LITERATURE ON THE TOPICThe intention of the paper is to give rationale and to suggest enlisting
Cushing’s syndrome (CS) amongst high cardiovascular (CV) risk conditions. A considerable
amount of data refers to several-fold amplified mortality in CS. The causes are
based on high occurrence of many CV risk factors in persons with CS (e.g., adiposity, arterial hypertension, dyslipidemia,
as well as diabetes mellitus /DM/). Therefore, practically all individuals with CS have correspondingly the metabolic syndrome
(MetSy), which is known as laden with high CV risk. Characteristically, in spite of the young average age, numerous of CS individuals dysplay
a ‘high’ or a ‘very high’ CV risk, with the risk of a major CV event of over
20% in the following ten years. Although DM is listed as a condition
with high cardiovascular risk CS
is not, despite the fact that the greater part of CS population
have either diabetes mellitus or diagnosed impaired glucose tolerance. CS is stated as a risk factor for aortic dissection
in current guidelines, and it should be named as a disease with high CV risk (alike
DM and chronic kidney disease) in the relevant guidelines, as well.

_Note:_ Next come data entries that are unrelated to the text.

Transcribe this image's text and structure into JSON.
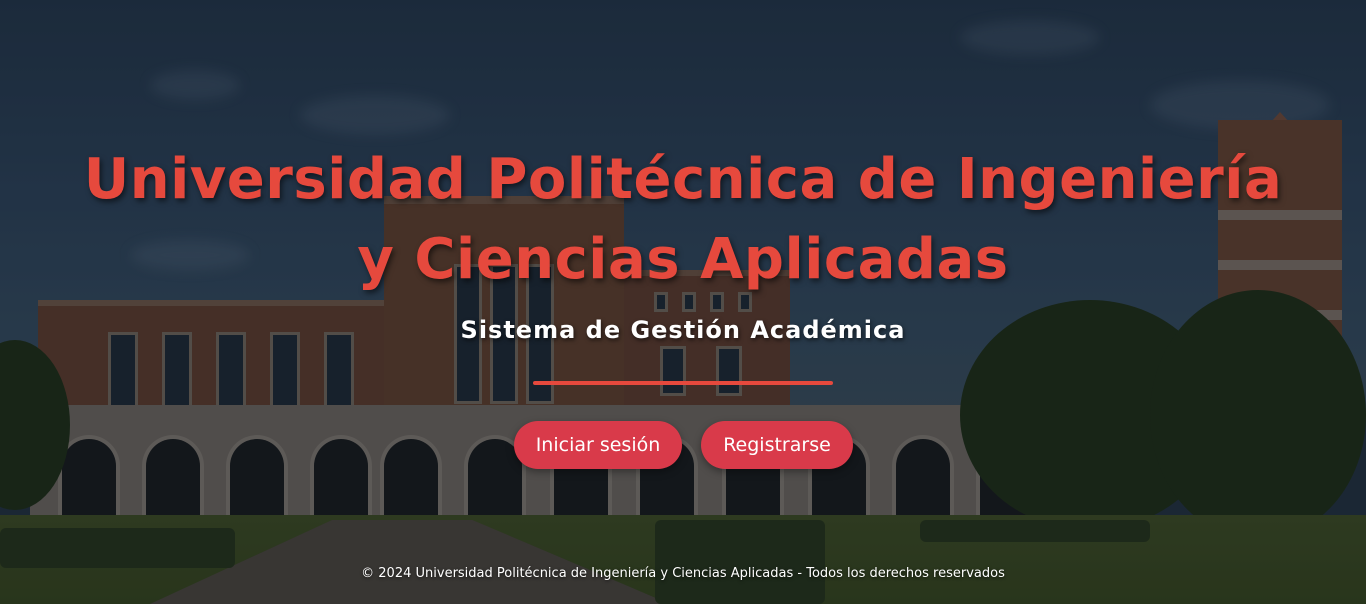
{
  "hero": {
    "title": "Universidad Politécnica de Ingeniería y Ciencias Aplicadas",
    "subtitle": "Sistema de Gestión Académica"
  },
  "actions": {
    "login_label": "Iniciar sesión",
    "register_label": "Registrarse"
  },
  "footer": {
    "copyright": "© 2024 Universidad Politécnica de Ingeniería y Ciencias Aplicadas - Todos los derechos reservados"
  },
  "colors": {
    "title": "#e6493d",
    "button": "#d93a4a",
    "divider": "#e6493d",
    "text": "#ffffff"
  }
}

Key-Words: Cushing’s
syndrome, diabetes mellitus, arterial hypertension, metabolic syndrome, cardiovascular
risk factors.

corticosteroid administration (i.e. CS) is enlisted
in 2010 Guidelines as a risk factor (RF) for aortic dissection with lack of
detailed elucidation (1). Accordingly, what is evident both from common
medical sense, as well as from everyday practice (that CS should be considered
as a kind of high cardiovascular /CV/ risk) is not in Guidelines; nevertheless,
what is neither noticeable, nor common (that CS persons are predisposed to
aortic dissection) is a part of current Guidelines (1).

The intention of the paper is
to give rationale (from published medical literature) and to suggest enlisting
CS amongst high cardiovascular risk conditions.



Exogenous (mostly iatrogenic) CS is
the repercussion of the applying of glucocorticoids or adrenocorticothropic
hormone (ACTH). Iatrogenic CS is nowadays definitely the most frequent form of all
forms of CS. In other words, as many as one percent of the populace is receiving corticosteroids
per os (even 3% of individuals over 70 years old ), plus individuals who
use other administration routes (e.g., inhalation, transdermal, intravenous,
intramuscular, intraarticular, rectal, etc) (2). While
endogenous form of CS is practically rare, a markedly high percentage (0.8-2%)
of the overall population has long-term/high-dose glucocorticoid therapy (3). Wei et al. examined exactly 68,781 persons who were on glucocorticoid therapy, as well as 82,202
controls with lack of earlier hospitalization for CV illness (more than 150,000 individuals in whole). Independently of known covariates, estimated
relative risk (adjusted rate ratio) for  CV events, was  2.56 (CI, 2.18-2.99) in individuals who
have received glucocorticoids in high doses (4). This population-based research demonstrates that individuals
who were treated with daily doses of glucocorticoids larger than 7.5 mg of
prednisolone (or dose equivalents of other glucocorticoids) during one to five years
of follow-up period, had significantly higher prevalence of all CV diseases, e.g.,
myocardial infarction, cardiac insufficiency, as well as cerebrovascular illness
(4).  Since
many individuals were administered corticosteroid therapy, it has a considerable
clinical relevance (5)